In the entries below, how many lines hold the string "group"? Answer with the number only.
┌─ Data listing
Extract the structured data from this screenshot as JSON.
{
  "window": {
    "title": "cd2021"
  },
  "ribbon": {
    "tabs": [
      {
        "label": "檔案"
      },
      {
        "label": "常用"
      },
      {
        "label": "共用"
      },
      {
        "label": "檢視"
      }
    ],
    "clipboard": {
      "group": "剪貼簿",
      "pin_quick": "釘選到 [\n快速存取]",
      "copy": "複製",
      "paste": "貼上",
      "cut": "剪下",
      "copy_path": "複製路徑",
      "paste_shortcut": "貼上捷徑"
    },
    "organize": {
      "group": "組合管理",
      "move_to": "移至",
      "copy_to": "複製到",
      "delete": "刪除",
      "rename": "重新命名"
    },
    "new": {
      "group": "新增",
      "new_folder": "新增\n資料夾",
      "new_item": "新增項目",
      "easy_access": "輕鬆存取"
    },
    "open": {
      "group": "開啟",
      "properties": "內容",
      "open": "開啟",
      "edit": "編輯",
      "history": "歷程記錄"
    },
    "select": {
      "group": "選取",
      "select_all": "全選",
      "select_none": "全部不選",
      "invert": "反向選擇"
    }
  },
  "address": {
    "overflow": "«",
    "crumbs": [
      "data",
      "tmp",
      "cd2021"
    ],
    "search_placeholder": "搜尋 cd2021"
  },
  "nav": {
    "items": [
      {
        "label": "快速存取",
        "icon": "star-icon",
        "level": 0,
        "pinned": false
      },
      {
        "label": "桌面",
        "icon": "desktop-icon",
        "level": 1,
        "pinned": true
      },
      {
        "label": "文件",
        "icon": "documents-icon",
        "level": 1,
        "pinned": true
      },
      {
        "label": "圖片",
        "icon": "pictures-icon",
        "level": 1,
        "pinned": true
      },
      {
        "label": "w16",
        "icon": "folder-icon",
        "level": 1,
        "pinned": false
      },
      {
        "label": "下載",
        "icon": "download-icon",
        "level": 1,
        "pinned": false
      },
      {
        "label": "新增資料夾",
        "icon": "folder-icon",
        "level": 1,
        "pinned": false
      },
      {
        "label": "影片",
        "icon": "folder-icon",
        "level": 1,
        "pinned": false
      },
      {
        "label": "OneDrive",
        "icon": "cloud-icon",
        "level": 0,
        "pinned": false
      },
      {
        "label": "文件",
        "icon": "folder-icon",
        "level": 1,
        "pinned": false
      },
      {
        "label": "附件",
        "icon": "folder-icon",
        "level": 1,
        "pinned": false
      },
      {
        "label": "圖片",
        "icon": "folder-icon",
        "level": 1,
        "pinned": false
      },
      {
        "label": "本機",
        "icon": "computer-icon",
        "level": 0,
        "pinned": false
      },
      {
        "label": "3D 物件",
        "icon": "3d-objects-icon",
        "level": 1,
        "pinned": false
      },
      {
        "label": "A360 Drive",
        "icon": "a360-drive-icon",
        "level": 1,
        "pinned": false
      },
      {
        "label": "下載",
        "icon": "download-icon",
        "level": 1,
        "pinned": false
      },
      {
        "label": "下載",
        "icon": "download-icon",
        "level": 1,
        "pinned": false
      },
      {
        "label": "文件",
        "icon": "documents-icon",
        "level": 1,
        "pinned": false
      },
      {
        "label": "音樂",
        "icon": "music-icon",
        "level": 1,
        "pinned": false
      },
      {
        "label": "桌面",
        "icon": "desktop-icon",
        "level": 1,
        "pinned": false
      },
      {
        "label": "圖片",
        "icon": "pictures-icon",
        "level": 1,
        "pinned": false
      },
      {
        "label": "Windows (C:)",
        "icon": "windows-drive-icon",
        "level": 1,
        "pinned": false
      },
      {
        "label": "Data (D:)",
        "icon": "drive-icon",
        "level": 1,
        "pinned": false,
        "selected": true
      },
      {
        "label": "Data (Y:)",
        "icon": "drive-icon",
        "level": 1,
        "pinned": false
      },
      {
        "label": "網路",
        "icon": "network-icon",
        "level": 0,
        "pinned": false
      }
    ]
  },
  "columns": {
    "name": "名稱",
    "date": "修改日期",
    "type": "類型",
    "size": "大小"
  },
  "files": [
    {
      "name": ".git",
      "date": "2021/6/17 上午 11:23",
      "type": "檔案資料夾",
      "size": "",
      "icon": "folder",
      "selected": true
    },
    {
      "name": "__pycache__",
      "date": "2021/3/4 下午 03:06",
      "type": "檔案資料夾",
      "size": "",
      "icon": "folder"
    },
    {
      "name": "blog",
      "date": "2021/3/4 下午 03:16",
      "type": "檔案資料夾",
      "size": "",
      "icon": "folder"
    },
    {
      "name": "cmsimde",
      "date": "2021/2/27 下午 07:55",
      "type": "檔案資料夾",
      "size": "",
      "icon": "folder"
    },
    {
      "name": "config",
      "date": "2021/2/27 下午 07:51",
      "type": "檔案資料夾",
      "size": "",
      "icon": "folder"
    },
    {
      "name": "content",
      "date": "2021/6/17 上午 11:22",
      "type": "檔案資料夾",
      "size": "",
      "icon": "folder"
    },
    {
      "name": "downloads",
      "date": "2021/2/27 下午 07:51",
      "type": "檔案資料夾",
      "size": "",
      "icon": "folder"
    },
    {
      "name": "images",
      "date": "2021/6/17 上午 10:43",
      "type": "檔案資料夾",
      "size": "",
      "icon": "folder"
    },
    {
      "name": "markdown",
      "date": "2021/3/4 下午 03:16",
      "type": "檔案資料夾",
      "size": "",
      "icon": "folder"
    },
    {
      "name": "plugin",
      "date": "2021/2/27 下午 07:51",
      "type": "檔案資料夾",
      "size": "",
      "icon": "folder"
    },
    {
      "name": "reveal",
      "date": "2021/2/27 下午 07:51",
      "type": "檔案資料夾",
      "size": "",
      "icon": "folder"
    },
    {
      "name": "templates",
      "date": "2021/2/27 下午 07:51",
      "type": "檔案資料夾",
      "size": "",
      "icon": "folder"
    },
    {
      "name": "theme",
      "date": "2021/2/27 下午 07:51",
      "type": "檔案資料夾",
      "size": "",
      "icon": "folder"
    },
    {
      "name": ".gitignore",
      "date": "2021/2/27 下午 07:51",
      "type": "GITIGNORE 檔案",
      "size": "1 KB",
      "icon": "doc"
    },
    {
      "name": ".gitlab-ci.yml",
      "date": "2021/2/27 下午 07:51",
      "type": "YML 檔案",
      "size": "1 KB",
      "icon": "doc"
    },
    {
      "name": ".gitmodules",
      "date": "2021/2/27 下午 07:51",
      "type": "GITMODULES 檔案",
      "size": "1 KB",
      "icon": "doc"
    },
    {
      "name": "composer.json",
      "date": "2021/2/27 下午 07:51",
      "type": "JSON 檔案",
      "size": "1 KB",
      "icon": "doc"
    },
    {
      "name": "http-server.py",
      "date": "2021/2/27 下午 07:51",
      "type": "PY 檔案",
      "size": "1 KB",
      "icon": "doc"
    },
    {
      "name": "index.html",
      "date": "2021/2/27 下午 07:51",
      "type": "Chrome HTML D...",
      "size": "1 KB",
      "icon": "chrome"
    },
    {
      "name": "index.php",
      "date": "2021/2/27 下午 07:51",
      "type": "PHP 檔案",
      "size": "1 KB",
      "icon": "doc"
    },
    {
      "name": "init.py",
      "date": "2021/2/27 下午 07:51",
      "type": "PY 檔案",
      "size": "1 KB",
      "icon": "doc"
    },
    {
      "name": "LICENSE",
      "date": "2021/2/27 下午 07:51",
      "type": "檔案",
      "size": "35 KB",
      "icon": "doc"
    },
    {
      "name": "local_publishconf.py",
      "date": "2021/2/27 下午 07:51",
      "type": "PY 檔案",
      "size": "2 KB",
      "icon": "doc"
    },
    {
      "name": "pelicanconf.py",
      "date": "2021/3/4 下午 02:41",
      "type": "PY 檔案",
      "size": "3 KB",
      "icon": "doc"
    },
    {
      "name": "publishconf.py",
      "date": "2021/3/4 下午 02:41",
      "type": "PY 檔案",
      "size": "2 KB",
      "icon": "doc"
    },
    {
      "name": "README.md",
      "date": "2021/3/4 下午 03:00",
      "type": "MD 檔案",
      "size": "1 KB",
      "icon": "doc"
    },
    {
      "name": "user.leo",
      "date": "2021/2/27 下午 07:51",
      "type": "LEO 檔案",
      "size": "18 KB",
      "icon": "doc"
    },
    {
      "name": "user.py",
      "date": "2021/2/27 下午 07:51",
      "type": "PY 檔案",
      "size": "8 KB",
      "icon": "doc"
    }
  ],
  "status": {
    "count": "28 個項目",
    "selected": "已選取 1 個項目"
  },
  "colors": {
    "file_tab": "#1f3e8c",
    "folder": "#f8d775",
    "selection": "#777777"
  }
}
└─
> _Your solution_: 5